=== Begin Enclosure ===

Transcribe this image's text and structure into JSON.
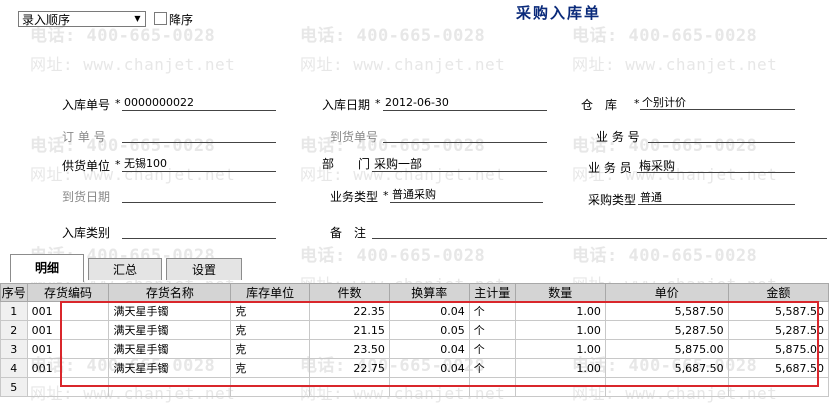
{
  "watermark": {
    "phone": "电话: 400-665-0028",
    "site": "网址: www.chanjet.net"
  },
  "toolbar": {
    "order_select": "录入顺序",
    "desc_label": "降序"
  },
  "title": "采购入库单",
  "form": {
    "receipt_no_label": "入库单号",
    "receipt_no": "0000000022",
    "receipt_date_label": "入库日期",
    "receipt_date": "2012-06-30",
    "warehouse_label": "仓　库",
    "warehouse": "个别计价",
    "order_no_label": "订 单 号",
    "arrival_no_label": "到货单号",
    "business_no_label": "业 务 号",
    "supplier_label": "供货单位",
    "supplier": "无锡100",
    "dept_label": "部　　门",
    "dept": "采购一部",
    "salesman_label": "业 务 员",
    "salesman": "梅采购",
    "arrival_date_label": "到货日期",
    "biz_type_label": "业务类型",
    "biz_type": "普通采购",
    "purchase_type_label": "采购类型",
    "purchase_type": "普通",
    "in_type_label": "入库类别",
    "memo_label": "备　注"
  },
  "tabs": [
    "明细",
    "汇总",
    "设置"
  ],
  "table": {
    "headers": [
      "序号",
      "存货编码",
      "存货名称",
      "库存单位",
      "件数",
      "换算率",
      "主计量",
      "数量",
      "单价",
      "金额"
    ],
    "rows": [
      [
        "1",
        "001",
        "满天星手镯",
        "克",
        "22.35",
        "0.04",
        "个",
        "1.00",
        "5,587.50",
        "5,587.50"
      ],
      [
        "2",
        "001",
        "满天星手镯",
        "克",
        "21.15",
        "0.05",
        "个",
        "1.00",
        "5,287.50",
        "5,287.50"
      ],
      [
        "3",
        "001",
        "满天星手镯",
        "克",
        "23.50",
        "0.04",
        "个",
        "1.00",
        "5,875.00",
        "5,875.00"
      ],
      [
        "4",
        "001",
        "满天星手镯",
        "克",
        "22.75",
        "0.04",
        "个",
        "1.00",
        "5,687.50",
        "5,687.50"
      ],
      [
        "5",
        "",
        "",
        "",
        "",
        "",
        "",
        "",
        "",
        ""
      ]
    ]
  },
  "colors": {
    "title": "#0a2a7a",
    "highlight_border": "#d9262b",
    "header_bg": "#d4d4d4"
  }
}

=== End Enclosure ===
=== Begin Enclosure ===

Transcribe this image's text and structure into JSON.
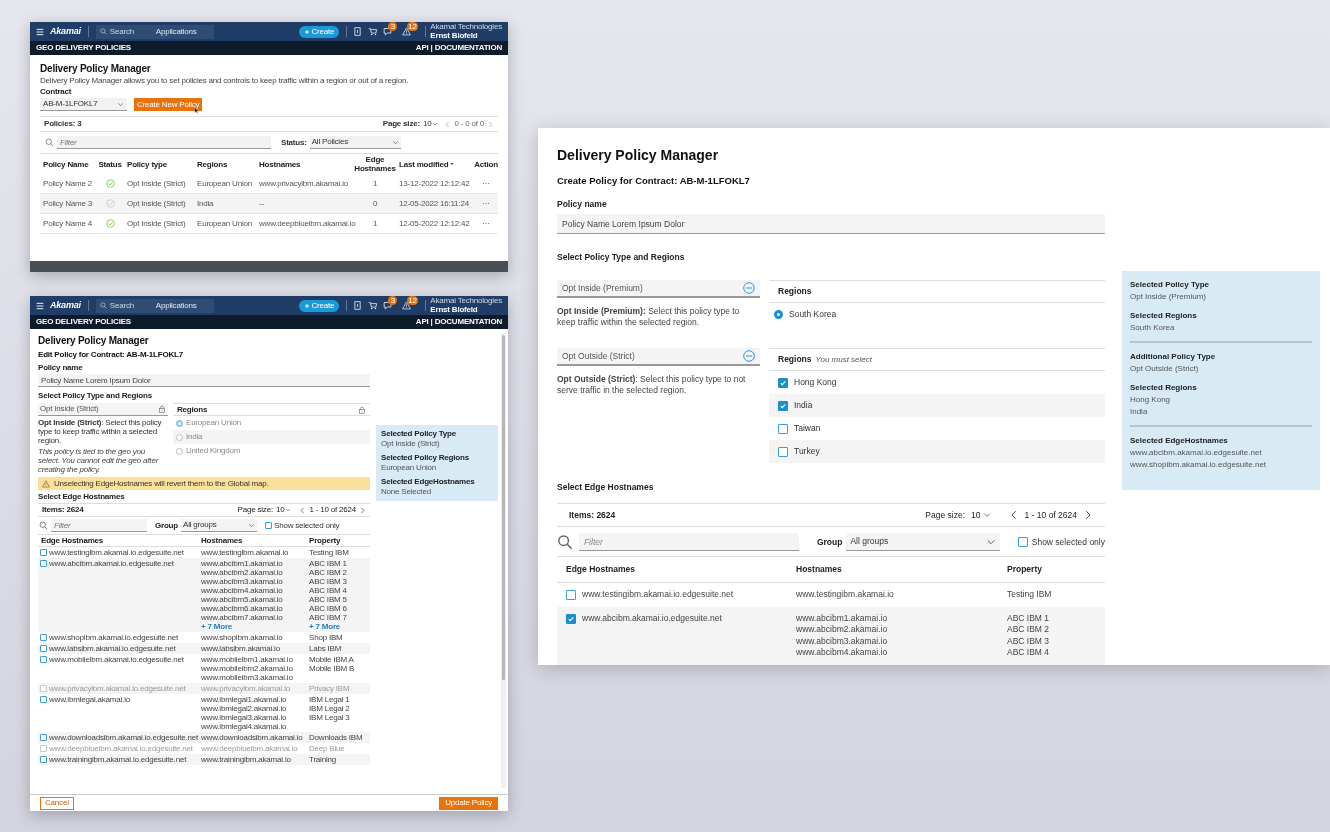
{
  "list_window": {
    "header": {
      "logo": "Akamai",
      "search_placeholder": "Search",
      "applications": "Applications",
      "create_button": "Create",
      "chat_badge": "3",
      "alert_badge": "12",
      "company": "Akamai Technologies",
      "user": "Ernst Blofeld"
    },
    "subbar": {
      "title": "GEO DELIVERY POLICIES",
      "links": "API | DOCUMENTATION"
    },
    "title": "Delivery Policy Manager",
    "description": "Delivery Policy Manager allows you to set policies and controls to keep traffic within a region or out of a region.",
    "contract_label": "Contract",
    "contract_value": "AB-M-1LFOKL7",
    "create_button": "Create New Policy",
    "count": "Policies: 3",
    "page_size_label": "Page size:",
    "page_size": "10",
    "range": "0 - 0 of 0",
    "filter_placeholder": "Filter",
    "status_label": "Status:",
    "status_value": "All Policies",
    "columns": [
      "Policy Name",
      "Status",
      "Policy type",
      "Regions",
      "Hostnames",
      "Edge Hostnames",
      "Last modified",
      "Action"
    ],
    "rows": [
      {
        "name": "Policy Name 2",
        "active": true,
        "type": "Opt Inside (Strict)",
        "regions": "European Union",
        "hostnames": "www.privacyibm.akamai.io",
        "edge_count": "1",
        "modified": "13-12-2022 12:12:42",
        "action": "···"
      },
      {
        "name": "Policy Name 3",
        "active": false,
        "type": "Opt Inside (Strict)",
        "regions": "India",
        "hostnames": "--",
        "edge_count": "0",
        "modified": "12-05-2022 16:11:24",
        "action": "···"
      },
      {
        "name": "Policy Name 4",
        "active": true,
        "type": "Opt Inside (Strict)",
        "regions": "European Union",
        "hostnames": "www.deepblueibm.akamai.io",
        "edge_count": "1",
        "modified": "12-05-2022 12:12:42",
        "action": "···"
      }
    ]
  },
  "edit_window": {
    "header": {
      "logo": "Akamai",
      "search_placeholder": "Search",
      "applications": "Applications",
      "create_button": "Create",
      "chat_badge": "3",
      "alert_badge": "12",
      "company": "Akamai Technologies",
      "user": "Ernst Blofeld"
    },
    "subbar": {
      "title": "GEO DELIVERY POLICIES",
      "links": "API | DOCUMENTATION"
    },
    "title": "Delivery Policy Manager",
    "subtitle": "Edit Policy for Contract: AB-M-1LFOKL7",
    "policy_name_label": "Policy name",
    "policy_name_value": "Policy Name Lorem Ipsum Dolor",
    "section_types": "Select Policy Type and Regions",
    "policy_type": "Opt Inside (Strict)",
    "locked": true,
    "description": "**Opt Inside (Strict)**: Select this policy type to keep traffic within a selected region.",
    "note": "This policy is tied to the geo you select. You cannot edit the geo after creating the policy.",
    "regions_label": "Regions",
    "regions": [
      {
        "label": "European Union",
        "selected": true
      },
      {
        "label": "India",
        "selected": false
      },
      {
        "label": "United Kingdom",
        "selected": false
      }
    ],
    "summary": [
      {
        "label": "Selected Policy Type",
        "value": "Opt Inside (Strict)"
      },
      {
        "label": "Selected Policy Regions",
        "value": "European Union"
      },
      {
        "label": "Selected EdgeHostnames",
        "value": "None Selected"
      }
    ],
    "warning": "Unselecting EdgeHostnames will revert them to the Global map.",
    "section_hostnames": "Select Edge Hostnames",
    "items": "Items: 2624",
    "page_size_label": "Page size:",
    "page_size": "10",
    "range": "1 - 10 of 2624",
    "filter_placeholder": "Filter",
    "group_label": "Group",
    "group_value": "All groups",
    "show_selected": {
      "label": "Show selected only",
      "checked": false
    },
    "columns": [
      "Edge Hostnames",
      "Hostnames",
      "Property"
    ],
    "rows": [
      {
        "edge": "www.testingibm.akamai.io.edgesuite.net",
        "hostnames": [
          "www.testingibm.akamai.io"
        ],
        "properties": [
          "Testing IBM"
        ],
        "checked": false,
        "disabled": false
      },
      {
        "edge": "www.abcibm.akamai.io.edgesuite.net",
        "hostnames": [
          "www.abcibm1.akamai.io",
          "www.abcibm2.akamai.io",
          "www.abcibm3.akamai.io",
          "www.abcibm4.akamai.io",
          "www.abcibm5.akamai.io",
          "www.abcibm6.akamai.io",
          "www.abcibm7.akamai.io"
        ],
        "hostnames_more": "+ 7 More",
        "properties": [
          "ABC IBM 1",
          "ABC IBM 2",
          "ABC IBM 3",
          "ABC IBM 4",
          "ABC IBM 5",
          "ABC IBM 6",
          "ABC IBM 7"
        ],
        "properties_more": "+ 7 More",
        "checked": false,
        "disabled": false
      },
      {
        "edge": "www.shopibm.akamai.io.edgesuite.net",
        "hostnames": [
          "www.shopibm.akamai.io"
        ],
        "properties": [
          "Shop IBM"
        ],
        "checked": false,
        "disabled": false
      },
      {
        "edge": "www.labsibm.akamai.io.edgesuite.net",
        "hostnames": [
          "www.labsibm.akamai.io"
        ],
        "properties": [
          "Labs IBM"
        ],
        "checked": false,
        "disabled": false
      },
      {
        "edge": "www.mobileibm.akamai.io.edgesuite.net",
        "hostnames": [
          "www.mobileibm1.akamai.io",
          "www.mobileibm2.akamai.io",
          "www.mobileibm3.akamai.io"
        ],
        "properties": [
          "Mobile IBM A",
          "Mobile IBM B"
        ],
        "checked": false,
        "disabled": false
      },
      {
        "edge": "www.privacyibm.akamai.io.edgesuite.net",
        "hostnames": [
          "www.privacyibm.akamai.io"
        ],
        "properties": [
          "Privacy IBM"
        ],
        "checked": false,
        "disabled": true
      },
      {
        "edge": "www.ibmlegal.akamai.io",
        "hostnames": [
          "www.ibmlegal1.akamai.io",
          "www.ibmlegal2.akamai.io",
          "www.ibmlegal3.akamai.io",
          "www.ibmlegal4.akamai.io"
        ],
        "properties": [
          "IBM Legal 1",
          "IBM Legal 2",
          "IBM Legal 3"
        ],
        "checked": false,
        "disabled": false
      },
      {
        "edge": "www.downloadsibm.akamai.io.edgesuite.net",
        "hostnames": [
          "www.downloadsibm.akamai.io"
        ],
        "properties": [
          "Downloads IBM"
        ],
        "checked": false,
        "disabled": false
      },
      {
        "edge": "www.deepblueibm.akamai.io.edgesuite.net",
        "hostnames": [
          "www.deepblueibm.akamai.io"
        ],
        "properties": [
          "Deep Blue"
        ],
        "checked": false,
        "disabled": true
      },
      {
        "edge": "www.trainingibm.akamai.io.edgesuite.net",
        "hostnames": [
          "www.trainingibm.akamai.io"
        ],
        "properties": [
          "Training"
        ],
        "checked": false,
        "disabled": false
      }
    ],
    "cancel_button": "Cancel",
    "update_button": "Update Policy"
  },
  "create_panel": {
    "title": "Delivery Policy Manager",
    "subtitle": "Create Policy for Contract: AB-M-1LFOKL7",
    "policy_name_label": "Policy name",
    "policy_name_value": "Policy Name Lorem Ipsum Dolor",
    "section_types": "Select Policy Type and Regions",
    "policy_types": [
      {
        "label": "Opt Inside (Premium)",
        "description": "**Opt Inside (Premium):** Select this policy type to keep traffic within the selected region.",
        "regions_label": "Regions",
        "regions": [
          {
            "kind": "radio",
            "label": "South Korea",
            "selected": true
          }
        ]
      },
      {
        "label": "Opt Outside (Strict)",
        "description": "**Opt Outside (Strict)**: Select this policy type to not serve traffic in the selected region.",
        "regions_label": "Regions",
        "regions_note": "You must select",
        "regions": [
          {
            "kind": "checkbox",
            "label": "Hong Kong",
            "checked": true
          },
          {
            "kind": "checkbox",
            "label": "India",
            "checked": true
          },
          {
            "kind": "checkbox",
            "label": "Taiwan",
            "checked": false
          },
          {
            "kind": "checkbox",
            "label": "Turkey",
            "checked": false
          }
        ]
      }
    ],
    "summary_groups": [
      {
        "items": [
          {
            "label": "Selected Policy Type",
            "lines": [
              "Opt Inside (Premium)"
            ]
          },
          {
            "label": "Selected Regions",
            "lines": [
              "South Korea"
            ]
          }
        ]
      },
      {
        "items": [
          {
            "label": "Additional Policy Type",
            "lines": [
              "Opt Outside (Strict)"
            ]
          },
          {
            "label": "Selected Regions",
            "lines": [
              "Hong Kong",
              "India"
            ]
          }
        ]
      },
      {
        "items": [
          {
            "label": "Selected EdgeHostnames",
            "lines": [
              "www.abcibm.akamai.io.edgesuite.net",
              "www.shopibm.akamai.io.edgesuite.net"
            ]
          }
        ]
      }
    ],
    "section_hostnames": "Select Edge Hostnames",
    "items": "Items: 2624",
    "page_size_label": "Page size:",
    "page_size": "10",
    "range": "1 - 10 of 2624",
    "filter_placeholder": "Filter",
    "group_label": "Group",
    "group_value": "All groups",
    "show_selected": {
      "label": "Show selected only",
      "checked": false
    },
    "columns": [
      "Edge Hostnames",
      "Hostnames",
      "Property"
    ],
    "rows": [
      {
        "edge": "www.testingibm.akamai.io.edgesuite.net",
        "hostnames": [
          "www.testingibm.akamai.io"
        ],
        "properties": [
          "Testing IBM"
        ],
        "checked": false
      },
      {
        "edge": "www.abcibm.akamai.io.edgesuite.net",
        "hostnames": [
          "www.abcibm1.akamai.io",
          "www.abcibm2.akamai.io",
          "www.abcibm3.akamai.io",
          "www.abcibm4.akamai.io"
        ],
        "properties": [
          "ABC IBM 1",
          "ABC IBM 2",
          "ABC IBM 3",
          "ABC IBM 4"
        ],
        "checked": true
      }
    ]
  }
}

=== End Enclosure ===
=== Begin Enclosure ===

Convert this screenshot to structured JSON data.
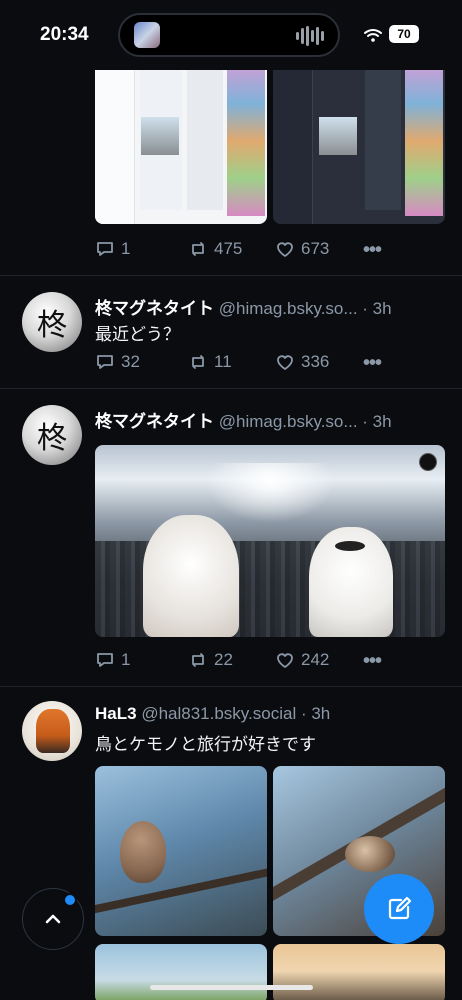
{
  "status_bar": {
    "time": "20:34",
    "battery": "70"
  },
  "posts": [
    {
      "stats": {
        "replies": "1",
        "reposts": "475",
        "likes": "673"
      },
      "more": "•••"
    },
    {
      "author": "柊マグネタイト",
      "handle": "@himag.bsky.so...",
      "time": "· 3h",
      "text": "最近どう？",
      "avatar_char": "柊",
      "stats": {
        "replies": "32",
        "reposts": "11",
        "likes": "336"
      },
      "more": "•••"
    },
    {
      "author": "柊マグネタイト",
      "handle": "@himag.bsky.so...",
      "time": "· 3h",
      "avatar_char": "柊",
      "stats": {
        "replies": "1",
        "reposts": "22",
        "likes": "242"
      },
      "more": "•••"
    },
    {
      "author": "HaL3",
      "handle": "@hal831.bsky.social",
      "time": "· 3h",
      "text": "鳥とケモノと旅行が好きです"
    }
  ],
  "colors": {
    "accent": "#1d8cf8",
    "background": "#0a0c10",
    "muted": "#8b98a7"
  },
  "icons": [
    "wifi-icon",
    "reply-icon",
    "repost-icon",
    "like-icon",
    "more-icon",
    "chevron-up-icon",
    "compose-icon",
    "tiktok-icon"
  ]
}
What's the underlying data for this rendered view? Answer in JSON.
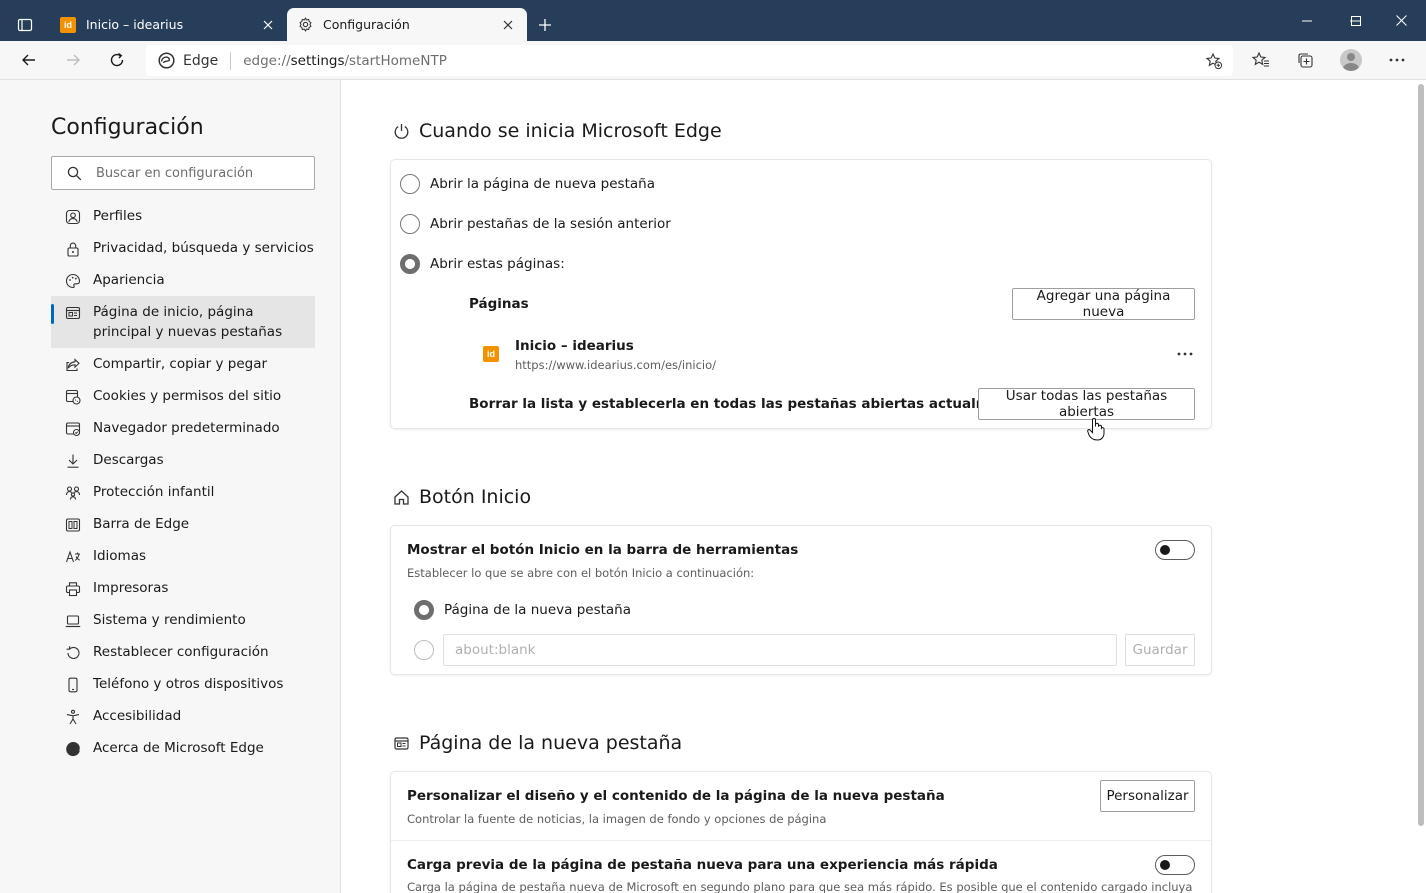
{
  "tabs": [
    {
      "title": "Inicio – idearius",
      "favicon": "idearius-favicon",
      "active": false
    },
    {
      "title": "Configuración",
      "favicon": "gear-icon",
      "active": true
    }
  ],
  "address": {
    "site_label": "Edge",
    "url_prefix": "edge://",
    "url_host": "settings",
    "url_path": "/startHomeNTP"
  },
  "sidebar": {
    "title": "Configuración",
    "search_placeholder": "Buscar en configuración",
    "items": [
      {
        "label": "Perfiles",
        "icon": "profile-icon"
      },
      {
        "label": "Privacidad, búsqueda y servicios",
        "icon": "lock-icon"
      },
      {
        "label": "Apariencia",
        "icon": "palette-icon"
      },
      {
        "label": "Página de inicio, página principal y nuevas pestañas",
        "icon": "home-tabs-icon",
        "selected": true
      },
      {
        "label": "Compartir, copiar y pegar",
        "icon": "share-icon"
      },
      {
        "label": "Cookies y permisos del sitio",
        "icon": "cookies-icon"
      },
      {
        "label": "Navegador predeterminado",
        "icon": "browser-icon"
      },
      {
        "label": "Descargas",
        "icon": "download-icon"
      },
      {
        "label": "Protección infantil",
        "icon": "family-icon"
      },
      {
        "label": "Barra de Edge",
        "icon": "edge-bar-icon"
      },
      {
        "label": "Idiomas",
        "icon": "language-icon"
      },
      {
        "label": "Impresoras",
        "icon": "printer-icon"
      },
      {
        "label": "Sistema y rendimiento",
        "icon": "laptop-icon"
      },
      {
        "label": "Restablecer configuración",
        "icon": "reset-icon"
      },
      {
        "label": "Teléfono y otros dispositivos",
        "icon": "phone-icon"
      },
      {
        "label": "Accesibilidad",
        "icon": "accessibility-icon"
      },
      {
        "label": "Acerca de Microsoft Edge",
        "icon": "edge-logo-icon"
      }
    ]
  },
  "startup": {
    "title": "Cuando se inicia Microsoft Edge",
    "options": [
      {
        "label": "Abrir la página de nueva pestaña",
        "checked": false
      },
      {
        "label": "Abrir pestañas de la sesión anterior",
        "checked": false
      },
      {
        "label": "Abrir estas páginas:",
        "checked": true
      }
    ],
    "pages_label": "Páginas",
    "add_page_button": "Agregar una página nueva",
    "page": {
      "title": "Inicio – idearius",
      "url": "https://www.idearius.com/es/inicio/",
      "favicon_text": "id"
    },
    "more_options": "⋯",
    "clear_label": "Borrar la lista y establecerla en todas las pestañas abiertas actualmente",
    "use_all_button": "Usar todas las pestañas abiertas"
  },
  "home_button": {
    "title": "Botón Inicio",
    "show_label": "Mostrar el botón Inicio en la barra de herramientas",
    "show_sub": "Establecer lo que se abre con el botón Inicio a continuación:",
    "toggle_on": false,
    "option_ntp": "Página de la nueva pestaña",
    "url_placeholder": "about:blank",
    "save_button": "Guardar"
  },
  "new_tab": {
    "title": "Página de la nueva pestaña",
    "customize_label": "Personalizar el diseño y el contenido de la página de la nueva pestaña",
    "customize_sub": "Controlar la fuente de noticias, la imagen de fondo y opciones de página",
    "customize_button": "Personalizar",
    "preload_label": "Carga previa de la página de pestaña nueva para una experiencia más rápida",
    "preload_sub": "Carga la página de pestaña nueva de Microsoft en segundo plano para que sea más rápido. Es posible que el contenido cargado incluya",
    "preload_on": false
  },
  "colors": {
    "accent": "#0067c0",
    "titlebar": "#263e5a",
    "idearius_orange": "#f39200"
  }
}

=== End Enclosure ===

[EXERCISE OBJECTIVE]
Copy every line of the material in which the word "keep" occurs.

[ANSWER SECTION]
    "description": "Delivery Policy Manager allows you to set policies and controls to keep traffic within a region or out of a region.",
    "description": "**Opt Inside (Strict)**: Select this policy type to keep traffic within a selected region.",
        "description": "**Opt Inside (Premium):** Select this policy type to keep traffic within the selected region.",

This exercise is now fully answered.